▶ WORK TO BE COMPLETED
Copy out the listing below so that each line matches exactly.

□ □ □ □ □ □ □

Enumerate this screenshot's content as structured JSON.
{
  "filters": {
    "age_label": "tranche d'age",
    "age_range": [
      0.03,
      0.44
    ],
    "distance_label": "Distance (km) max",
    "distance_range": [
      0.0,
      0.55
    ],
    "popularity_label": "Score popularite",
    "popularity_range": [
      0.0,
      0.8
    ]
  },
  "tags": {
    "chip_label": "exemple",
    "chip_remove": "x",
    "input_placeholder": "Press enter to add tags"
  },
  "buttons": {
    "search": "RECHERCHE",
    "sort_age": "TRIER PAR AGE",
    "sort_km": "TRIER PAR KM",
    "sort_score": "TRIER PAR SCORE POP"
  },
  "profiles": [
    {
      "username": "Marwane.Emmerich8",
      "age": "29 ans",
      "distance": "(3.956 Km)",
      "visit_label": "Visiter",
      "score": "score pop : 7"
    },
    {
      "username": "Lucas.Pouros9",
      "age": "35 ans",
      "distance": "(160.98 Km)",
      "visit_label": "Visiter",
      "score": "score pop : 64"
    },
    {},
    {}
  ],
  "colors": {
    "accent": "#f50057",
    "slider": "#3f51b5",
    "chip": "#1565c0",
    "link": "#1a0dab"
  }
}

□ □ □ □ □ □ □

▶ COMPLETED EXERCISE
Enumerate this screenshot's content as structured JSON.
{
  "filters": {
    "age_label": "tranche d'age",
    "age_range": [
      0.03,
      0.44
    ],
    "distance_label": "Distance (km) max",
    "distance_range": [
      0.0,
      0.55
    ],
    "popularity_label": "Score popularite",
    "popularity_range": [
      0.0,
      0.8
    ]
  },
  "tags": {
    "chip_label": "exemple",
    "chip_remove": "x",
    "input_placeholder": "Press enter to add tags"
  },
  "buttons": {
    "search": "RECHERCHE",
    "sort_age": "TRIER PAR AGE",
    "sort_km": "TRIER PAR KM",
    "sort_score": "TRIER PAR SCORE POP"
  },
  "profiles": [
    {
      "username": "Marwane.Emmerich8",
      "age": "29 ans",
      "distance": "(3.956 Km)",
      "visit_label": "Visiter",
      "score": "score pop : 7"
    },
    {
      "username": "Lucas.Pouros9",
      "age": "35 ans",
      "distance": "(160.98 Km)",
      "visit_label": "Visiter",
      "score": "score pop : 64"
    },
    {},
    {}
  ],
  "colors": {
    "accent": "#f50057",
    "slider": "#3f51b5",
    "chip": "#1565c0",
    "link": "#1a0dab"
  }
}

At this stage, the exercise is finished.